I passed all sorts of people on the way - families, couples, Thais, Brits, Germans, two drunk Thai guys in girl's wigs who stopped me to chat for a while about America. Everyone was friendly with that sort of "we're all sharing the same unique experience"-ness.
By the time I reached the 7th level at the end of the hour-long climb I was soaked with sweat. The top pool looked about the same as the others, but this time I recognized the people swimming in it. J.J., Jenna, and Leonie greeted me enthusiastically and invited me in, but cautioned me to watch out for the monkeys and the fish.
I pulled off my outer clothes, slapping at the flies and mosquitoes who took sudden interest in my exposed flesh, tucked my bag out of the sight of the monkey watching carefully from a nearby tree, and slipped down the moss into the water. It was warm, refreshing, and the slick rocks all over gave it a milky greenish-white hue. I slid over to where the girls were sitting and as I settled in next to them, I felt a little mouth nibbled at my heel. I squealed and flapped my foot around.
"That's the fish," Jenna explained. "They'll eat your skin if you stop moving."
"Holy nature crap," I thought. I said, "Thanks for the warning!" and started to paddle my feet. I watched in disbelief as the little 5-inch fish swam up to my feet and hands, darting in for a taste whenever I held still. I could see their little sucky mouths moving as they talked about the tenderness of this particular cut of meat.
I put up with the weirdness long enough to slid around on the rocks a bit more, stand underneath the downpour of the falls to soak my head, and swim about to some of the different areas of the pool. The sensation of little lips and teeth on my extremities was too much for me, though, and I got out of the water and shook myself off.
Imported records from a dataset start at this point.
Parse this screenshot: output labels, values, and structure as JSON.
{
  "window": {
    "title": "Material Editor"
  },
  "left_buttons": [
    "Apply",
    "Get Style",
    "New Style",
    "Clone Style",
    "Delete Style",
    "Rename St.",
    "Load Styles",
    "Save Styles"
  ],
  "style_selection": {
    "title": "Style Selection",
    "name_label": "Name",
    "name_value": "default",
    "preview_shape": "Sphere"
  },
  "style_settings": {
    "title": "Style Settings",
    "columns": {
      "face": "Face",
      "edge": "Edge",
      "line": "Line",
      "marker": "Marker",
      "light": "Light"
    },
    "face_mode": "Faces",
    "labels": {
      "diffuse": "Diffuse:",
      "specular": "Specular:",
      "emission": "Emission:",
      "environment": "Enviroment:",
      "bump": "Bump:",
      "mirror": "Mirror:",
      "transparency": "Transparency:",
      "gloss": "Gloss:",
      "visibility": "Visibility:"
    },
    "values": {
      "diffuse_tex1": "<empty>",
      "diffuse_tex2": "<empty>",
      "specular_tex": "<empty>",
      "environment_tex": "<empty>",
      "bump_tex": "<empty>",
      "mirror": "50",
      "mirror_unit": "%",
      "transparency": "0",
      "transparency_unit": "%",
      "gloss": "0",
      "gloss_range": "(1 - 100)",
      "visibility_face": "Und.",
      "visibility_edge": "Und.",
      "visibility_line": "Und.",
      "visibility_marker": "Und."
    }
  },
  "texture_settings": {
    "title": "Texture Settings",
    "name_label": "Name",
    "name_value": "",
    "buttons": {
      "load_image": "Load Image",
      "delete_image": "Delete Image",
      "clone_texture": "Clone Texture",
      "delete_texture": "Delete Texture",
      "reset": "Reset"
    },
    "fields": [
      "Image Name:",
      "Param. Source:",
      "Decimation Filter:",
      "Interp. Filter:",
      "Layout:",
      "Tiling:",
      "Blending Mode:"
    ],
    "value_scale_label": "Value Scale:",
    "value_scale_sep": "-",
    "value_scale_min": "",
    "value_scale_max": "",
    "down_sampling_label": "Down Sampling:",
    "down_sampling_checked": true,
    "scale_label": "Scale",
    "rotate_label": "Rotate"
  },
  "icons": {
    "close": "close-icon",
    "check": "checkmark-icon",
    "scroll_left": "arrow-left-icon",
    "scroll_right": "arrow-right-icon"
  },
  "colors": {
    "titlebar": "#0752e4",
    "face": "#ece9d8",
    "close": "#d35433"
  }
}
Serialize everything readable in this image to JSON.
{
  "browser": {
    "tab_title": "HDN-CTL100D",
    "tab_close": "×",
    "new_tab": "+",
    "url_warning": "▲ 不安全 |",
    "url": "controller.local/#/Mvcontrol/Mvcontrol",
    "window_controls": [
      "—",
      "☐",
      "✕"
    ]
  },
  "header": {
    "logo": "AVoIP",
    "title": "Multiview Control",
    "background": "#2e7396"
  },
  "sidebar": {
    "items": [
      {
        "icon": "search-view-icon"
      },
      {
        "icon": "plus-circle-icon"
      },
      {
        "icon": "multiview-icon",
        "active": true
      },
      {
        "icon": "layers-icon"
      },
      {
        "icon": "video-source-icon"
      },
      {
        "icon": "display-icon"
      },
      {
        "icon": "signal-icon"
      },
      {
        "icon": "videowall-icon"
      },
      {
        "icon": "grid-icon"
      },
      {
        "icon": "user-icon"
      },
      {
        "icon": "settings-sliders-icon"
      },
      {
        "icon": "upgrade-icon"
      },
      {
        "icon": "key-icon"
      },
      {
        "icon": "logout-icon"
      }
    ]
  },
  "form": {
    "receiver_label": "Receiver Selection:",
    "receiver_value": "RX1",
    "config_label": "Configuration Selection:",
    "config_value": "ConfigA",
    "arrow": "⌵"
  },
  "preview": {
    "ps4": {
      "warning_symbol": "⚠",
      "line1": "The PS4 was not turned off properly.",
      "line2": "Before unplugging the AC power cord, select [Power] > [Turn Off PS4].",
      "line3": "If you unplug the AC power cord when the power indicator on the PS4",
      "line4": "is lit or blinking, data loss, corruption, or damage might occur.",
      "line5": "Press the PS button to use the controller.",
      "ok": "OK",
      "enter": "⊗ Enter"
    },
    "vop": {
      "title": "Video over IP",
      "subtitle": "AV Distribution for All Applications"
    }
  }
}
A group of Thai teenage girls had made it up by now, and they were very excited by the sight of the monkey, who was now perched on the sign announcing this as the "7th Levels". The monkey's posture looked casual,but he was watching everyone's bags very closely. Suddenly, he darted off the sign and made for one of the girls. The monkey grabbed her bag as she screamed and tugged back on the strap. He had a good grip on the bag itself, though, and was quite determined to hold on to it. As he reached up towards her arm with his free hand, I ran over to them brandishing the only weapon I had - my skirt. I flapped my skirt at him and shouted either "No! No!" or "Dog! Dog!" (I'm not quite clear on the pronunciation of those words in Thai yet).
The monkey got all wide-eyed at the onslaught of floral fabric and white pasty flesh, reached into the bag to grab a bag of chips, then released the purse to retreat into a tree. He swung onto a branch just over our heads and, holding the bag with his feet, ripped it open and started eating the chips with both hands.
The Thai girl was so shocked by the whole thing, she just turned to me with a dazed expression and bobbed her head in a half-wai of thanks before being surrounded by her friends who were all exclaiming over the incident.
Which is why, when we made it back down from the mountain to the comfort of the van with it's cool air and "Prison Break" dvds, I eyed the dirt all over myself, scratched at the new bites and red rash on my arms, and decided that although I had beaten the monkey boss at the end of the seventh level, I have no desire to "enjoy" nature again for a long, long time.
Nature's Beauty and all that crap: